Tegucigalpa

 

the capital of the Republic of Honduras and the chief political, economic, and cultural center of the country. Tegucigalpa is located in the Choluteca River valley at an elevation of about 1,000 m. The climate is tropical. The average temperature in January is 19.6°C, and in July, 22.6°C. Annual precipitation totals 1,047 mm. Population, 317,000 (1974).

Tegucigalpa is a highway junction and has an international airport. The city has the food-processing, textile, clothing, leather footwear, sawmilling, and tobacco industries. Construction materials and matches are also produced.

Tegucigalpa was founded by the Spanish in the late 16th century, when silver was discovered in the region. In the 18th century silver and gold mining and the quarrying of marble led to a rapid population increase. On Nov. 2, 1880, the capital of Honduras was moved from Comayagua to Tegucigalpa.

Tegucigalpa is characterized by a grid layout and numerous streets of stairs with brightly painted one-story adobe houses. In the heart of the city is F. Morazán Park, which has a monument to Morazán. Close to the park is the Cathedral of San Miguel (mid-18th century; completed 1765 by the architect I. Kiros). In Market Square is the Church of Los Dolores (1732–1815). In the mid-20th century many modern buildings and complexes were erected, including the National Theater, the Parliament, and the Presidential Palace.

Tegucigalpa is the site of the Autonomous National University of Honduras, the Pan-American School of Agriculture, the National School of Music, the Honduran Academy, and the Hondu-ran Academy of Geography and History. The city has seven scientific research institutes, including the Institute of Engineers and Architects of Honduras, the Honduran Institute of Inter-American Culture, and the National Institute of Anthropology and History of Honduras. The National Library of Honduras and the National Museum are also located in Tegucigalpa.

The Great Soviet Encyclopedia, 3rd Edition (1970-1979). © 2010 The Gale Group, Inc. All rights reserved.

Tegucigalpa

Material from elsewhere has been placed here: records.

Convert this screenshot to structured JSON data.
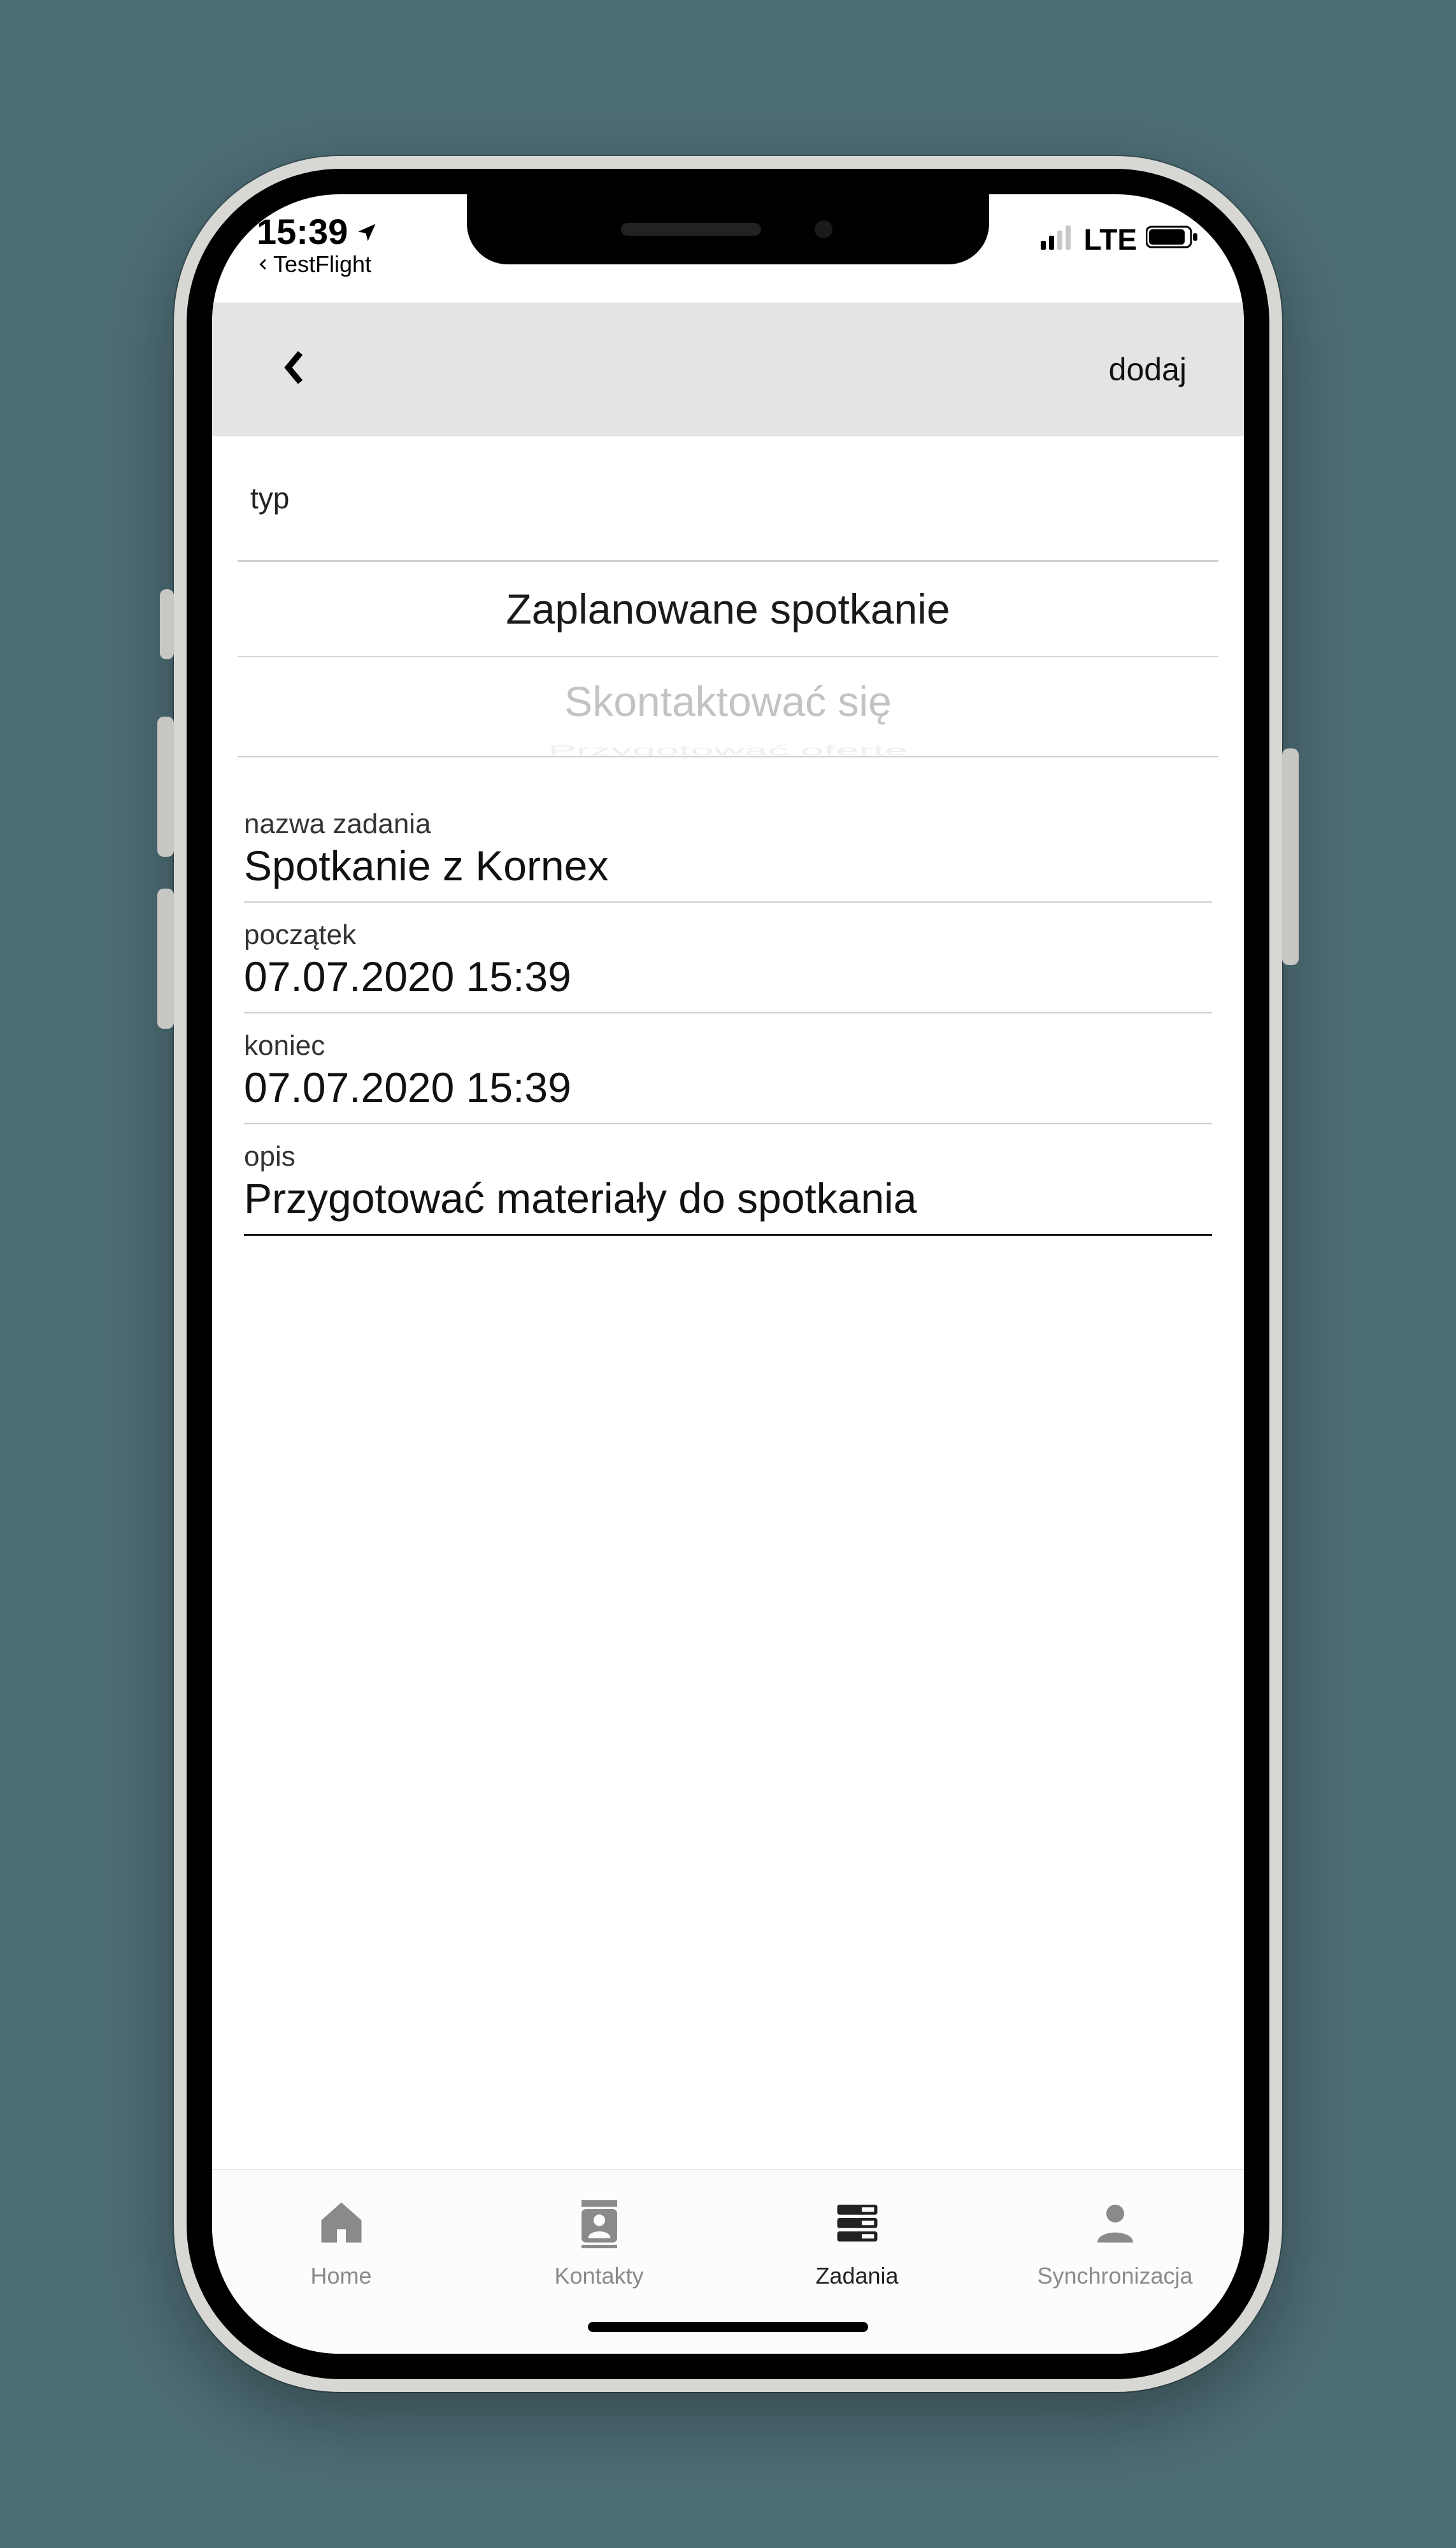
{
  "statusbar": {
    "time": "15:39",
    "back_app_label": "TestFlight",
    "network_label": "LTE"
  },
  "header": {
    "action_label": "dodaj"
  },
  "form": {
    "type_label": "typ",
    "picker": {
      "selected": "Zaplanowane spotkanie",
      "next": "Skontaktować się",
      "next2": "Przygotować ofertę"
    },
    "task_name_label": "nazwa zadania",
    "task_name_value": "Spotkanie z Kornex",
    "start_label": "początek",
    "start_value": "07.07.2020 15:39",
    "end_label": "koniec",
    "end_value": "07.07.2020 15:39",
    "description_label": "opis",
    "description_value": "Przygotować materiały do spotkania"
  },
  "tabs": {
    "home": "Home",
    "contacts": "Kontakty",
    "tasks": "Zadania",
    "sync": "Synchronizacja"
  }
}
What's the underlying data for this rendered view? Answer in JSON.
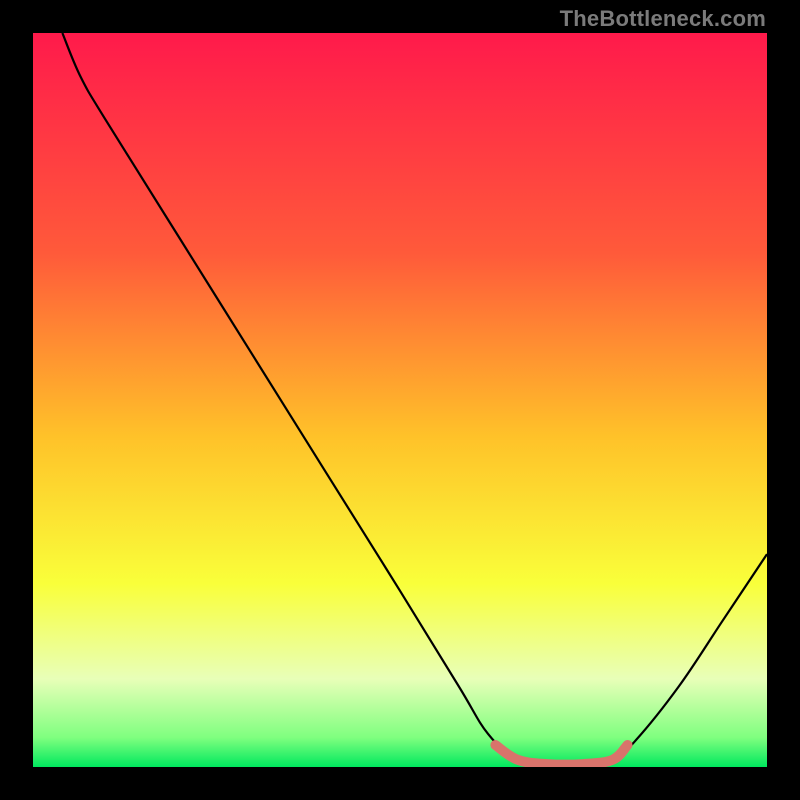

the capital of Honduras, in the south on the Choluteca River: founded about 1579; university (1847). Pop.: 1 061 000 (2005 est.)
Collins Discovery Encyclopedia, 1st edition © HarperCollins Publishers 2005
References in periodicals archive ?
(b) Estos datos corresponden a las escuelas del Distrito Educativo 7 de Comayaguela. (c) Estos datos corresponden a escuelas intervenidas de Danli y San Pedro Sula unicamente.
Tegucigalpa se dividiria asi en dos ciudades gemelas; Tegucigalpa, y un asentamiento vecino, la Villa de la Concepcion de Comayaguela o Comayagua pequena.
Hacia 1898 se dispuso que Tegucigalpa y Comayaguela, las ciudades vecinas, a orillas de los rios Chiquito y Choluteca, mantuviesen nombres separados y con dos gobiernos municipales.
Tegucigalpa sera la progresista, y su "otro yo significativo", Comayaguela, mas pobre, mas sucia y de mas baja elevacion, permanecera asi.
En julio de 2010, despues de una visita a Comayaguela, Adrienne Pine menciono el simbolismo del rio Choluteca en sus notas de campo:
Muchos se asustan al hablar de Comayaguela, la hermana ciudad de Tegucigalpa; de baja altitud, la que siempre se inunda.
La destruccion que el Mitch causo en Tegucigalpa, la devastacion de Comayaguela y los altos niveles de mortalidad que provoco se debieron a muchos factores; entre ellos se destacan el deterioro y abandono de la infraestructura: drenaje, calles adecuadas, planes de emergencia y recursos para implementarlos.
Mitch mas bien tuvo un efecto contrario: el huracan sirvio como justificacion para implementar politicas que solo incrementaron la distancia entre rico y pobre, entre Tegucigalpa y Comayaguela (Boyer y Pell 1999; Pine 2008).
En la segunda imagen, tambien monocromatica pero con un color fecal (sepia si se prefiere), aparece un grupo de gente mojada y sucia, viendo desde el lado de Comayaguela la creciente del rio Choluteca.
La embajada norteamericana no siempre fue un bunker; antes era mas accesible, pero se militarizo desde 1988, cuando fue quemada y saqueada por estudiantes y otras organizaciones en protesta por el secuestro y extradicion extrajudicial a Estados Unidos del popular narcotraficante Ramon Matta Ballesteros (residente de Comayaguela), quien habia ofrecido pagar la deuda externa del pais.